  • Stela Kocbek University of Ljubljana


Functional movement disorders (FMD) refer to movement abnormalities not being triggered by a neurologic disease [1]. Most common FMD symptom are sudden movements which patients experience involuntary although they are not caused by brain lesions or damage like in other neurological disorders. FMD are a consequence of an issue with how signals are sent throughout the brain and in the brain’s motor centres [2]. It is the function and not physiological lesion causing the disorder.

With this study, our goal is to test the hypothesis that it is more difficult for patients with FMD compared to healthy individuals to distinguish voluntary movement from an involuntary, i.e., a TMS-induced one.

A group of patients with FMD and a group of healthy participants will be investigated using transcranial magnetic stimulation (TMS). Age and gender will differ as little as possible between the two groups. Before the experimental session, for each participant, a hotspot will be measured using neuronavigation method to reduce bias. During the session, participants will be instructed to move a random hand at a set time point and concurrently, TMS will be applied to cause movement in either the same or the opposite hand. Then, volunteers will report on which hand they remember they moved voluntarily, and which was moved by TMS. The experimental design as will mostly be based on Jensen et al. [3].

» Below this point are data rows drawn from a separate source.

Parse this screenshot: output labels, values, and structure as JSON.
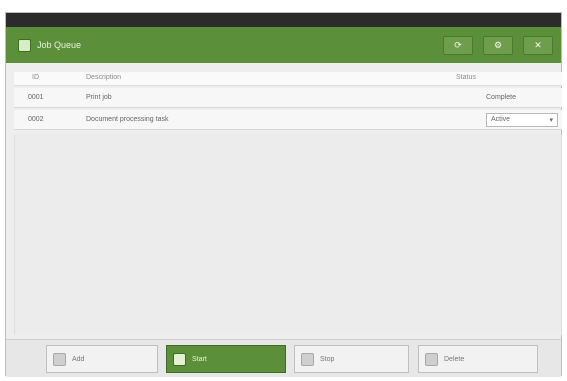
{
  "window": {
    "title": "Job Queue"
  },
  "toolbar": {
    "buttons": [
      {
        "icon": "refresh-icon",
        "glyph": "⟳"
      },
      {
        "icon": "settings-icon",
        "glyph": "⚙"
      },
      {
        "icon": "close-icon",
        "glyph": "✕"
      }
    ]
  },
  "columns": {
    "id": "ID",
    "name": "Description",
    "status": "Status"
  },
  "rows": [
    {
      "id": "0001",
      "name": "Print job",
      "status": "Complete",
      "select": "",
      "chevron": ""
    },
    {
      "id": "0002",
      "name": "Document processing task",
      "status": "",
      "select": "Active",
      "chevron": "▾"
    }
  ],
  "footer": {
    "buttons": [
      {
        "label": "Add",
        "icon": "add-icon"
      },
      {
        "label": "Start",
        "icon": "play-icon"
      },
      {
        "label": "Stop",
        "icon": "stop-icon"
      },
      {
        "label": "Delete",
        "icon": "delete-icon"
      }
    ]
  },
  "colors": {
    "accent": "#5b8f3a",
    "background": "#eeeeee"
  }
}
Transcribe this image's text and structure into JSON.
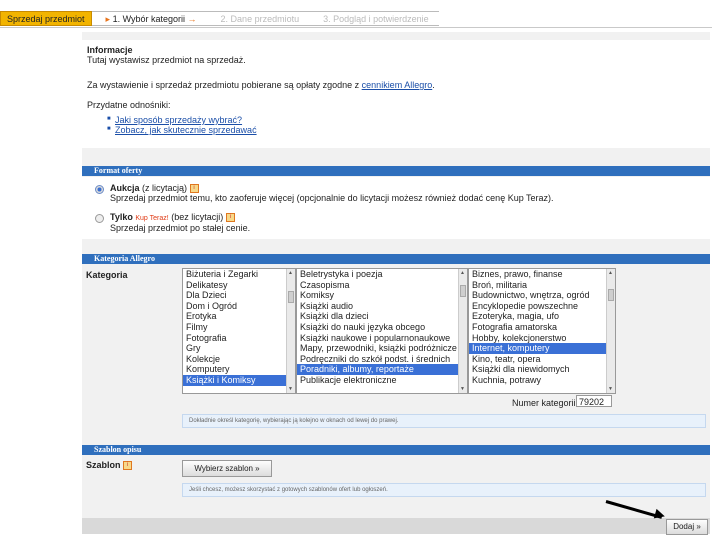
{
  "wizard": {
    "first": "Sprzedaj przedmiot",
    "step1": "1. Wybór kategorii",
    "step2": "2. Dane przedmiotu",
    "step3": "3. Podgląd i potwierdzenie"
  },
  "info": {
    "heading": "Informacje",
    "line1": "Tutaj wystawisz przedmiot na sprzedaż.",
    "line2_prefix": "Za wystawienie i sprzedaż przedmiotu pobierane są opłaty zgodne z",
    "line2_link": "cennikiem Allegro",
    "line2_suffix": ".",
    "useful": "Przydatne odnośniki:",
    "link1": "Jaki sposób sprzedaży wybrać?",
    "link2": "Zobacz, jak skutecznie sprzedawać"
  },
  "format": {
    "header": "Format oferty",
    "auction_title": "Aukcja",
    "auction_note": "(z licytacją)",
    "auction_desc": "Sprzedaj przedmiot temu, kto zaoferuje więcej (opcjonalnie do licytacji możesz również dodać cenę Kup Teraz).",
    "only_title": "Tylko",
    "kup_teraz": "Kup Teraz!",
    "only_note": "(bez licytacji)",
    "only_desc": "Sprzedaj przedmiot po stałej cenie."
  },
  "category": {
    "header": "Kategoria Allegro",
    "label": "Kategoria",
    "list1": [
      "Biżuteria i Zegarki",
      "Delikatesy",
      "Dla Dzieci",
      "Dom i Ogród",
      "Erotyka",
      "Filmy",
      "Fotografia",
      "Gry",
      "Kolekcje",
      "Komputery",
      "Książki i Komiksy"
    ],
    "list1_selected": 10,
    "list2": [
      "Beletrystyka i poezja",
      "Czasopisma",
      "Komiksy",
      "Książki audio",
      "Książki dla dzieci",
      "Książki do nauki języka obcego",
      "Książki naukowe i popularnonaukowe",
      "Mapy, przewodniki, książki podróżnicze",
      "Podręczniki do szkół podst. i średnich",
      "Poradniki, albumy, reportaże",
      "Publikacje elektroniczne"
    ],
    "list2_selected": 9,
    "list3": [
      "Biznes, prawo, finanse",
      "Broń, militaria",
      "Budownictwo, wnętrza, ogród",
      "Encyklopedie powszechne",
      "Ezoteryka, magia, ufo",
      "Fotografia amatorska",
      "Hobby, kolekcjonerstwo",
      "Internet, komputery",
      "Kino, teatr, opera",
      "Książki dla niewidomych",
      "Kuchnia, potrawy"
    ],
    "list3_selected": 7,
    "number_label": "Numer kategorii",
    "number_value": "79202",
    "hint": "Dokładnie określ kategorię, wybierając ją kolejno w oknach od lewej do prawej."
  },
  "template": {
    "header": "Szablon opisu",
    "label": "Szablon",
    "button": "Wybierz szablon »",
    "hint": "Jeśli chcesz, możesz skorzystać z gotowych szablonów ofert lub ogłoszeń."
  },
  "footer": {
    "add_button": "Dodaj »"
  },
  "colors": {
    "accent": "#f2b400",
    "header_blue": "#2f6fbd",
    "selection": "#3a70d6",
    "link": "#1a4ea8"
  }
}
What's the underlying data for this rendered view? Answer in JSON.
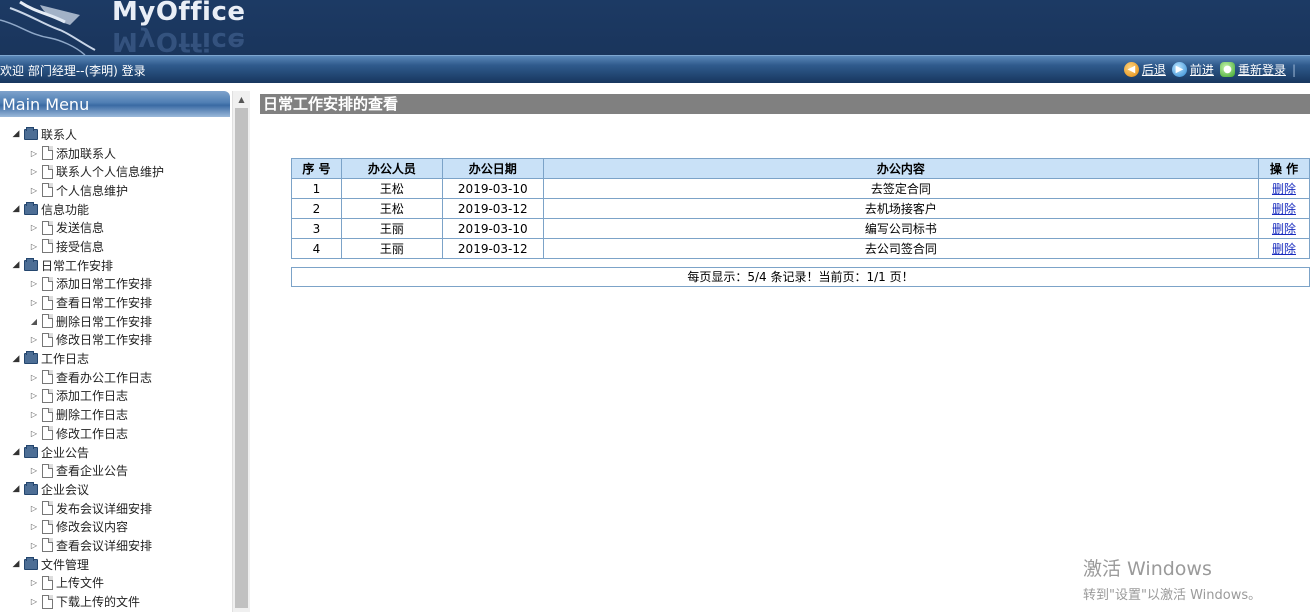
{
  "header": {
    "logo_text": "MyOffice",
    "logo_reflection": "MyOffice"
  },
  "topbar": {
    "welcome": "欢迎 部门经理--(李明) 登录",
    "back": "后退",
    "forward": "前进",
    "relogin": "重新登录",
    "separator": "|"
  },
  "sidebar": {
    "title": "Main Menu",
    "groups": [
      {
        "label": "联系人",
        "items": [
          "添加联系人",
          "联系人个人信息维护",
          "个人信息维护"
        ]
      },
      {
        "label": "信息功能",
        "items": [
          "发送信息",
          "接受信息"
        ]
      },
      {
        "label": "日常工作安排",
        "items": [
          "添加日常工作安排",
          "查看日常工作安排",
          "删除日常工作安排",
          "修改日常工作安排"
        ]
      },
      {
        "label": "工作日志",
        "items": [
          "查看办公工作日志",
          "添加工作日志",
          "删除工作日志",
          "修改工作日志"
        ]
      },
      {
        "label": "企业公告",
        "items": [
          "查看企业公告"
        ]
      },
      {
        "label": "企业会议",
        "items": [
          "发布会议详细安排",
          "修改会议内容",
          "查看会议详细安排"
        ]
      },
      {
        "label": "文件管理",
        "items": [
          "上传文件",
          "下载上传的文件"
        ]
      }
    ]
  },
  "main": {
    "title": "日常工作安排的查看",
    "table": {
      "headers": [
        "序 号",
        "办公人员",
        "办公日期",
        "办公内容",
        "操 作"
      ],
      "rows": [
        [
          "1",
          "王松",
          "2019-03-10",
          "去签定合同",
          "删除"
        ],
        [
          "2",
          "王松",
          "2019-03-12",
          "去机场接客户",
          "删除"
        ],
        [
          "3",
          "王丽",
          "2019-03-10",
          "编写公司标书",
          "删除"
        ],
        [
          "4",
          "王丽",
          "2019-03-12",
          "去公司签合同",
          "删除"
        ]
      ]
    },
    "pager": "每页显示：5/4 条记录！当前页：1/1 页！"
  },
  "watermark": {
    "line1": "激活 Windows",
    "line2": "转到\"设置\"以激活 Windows。"
  }
}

Our aim is to compare two groups and test for data distribution. Based on the results gained, either parametric or non-parametric tests will be implemented for analysis.

FMD present a large burden in neurology as well as psychiatry and despite their commonness in neurological practice, their prognosis is poor [1]. We hope this study will shed light on movement volition and agency in FMD patients and help for further clinical approach of FMD.


[1] T. Pringsheim and M. Edwards, “Functional movement disorders,” Neurology: Clinical Practice, vol. 7, no. 2, pp. 141–147, 2017.doi:10.1212/cpj.0000000000000350

[2] “Functional movement disorders,” Stanford Health Care (SHC) - Stanford Medical Center, (accessed May 9, 2023).

[3] M. Jensen, E. Vagnoni, M. Overgaard, and P. Haggard, “Experience of action depends on intention, not body movement: An experiment on memory for Mens Rea,” Neuropsychologia, vol. 55, pp. 122–127, 2014. doi:10.1016/j.neuropsychologia.2013.07.022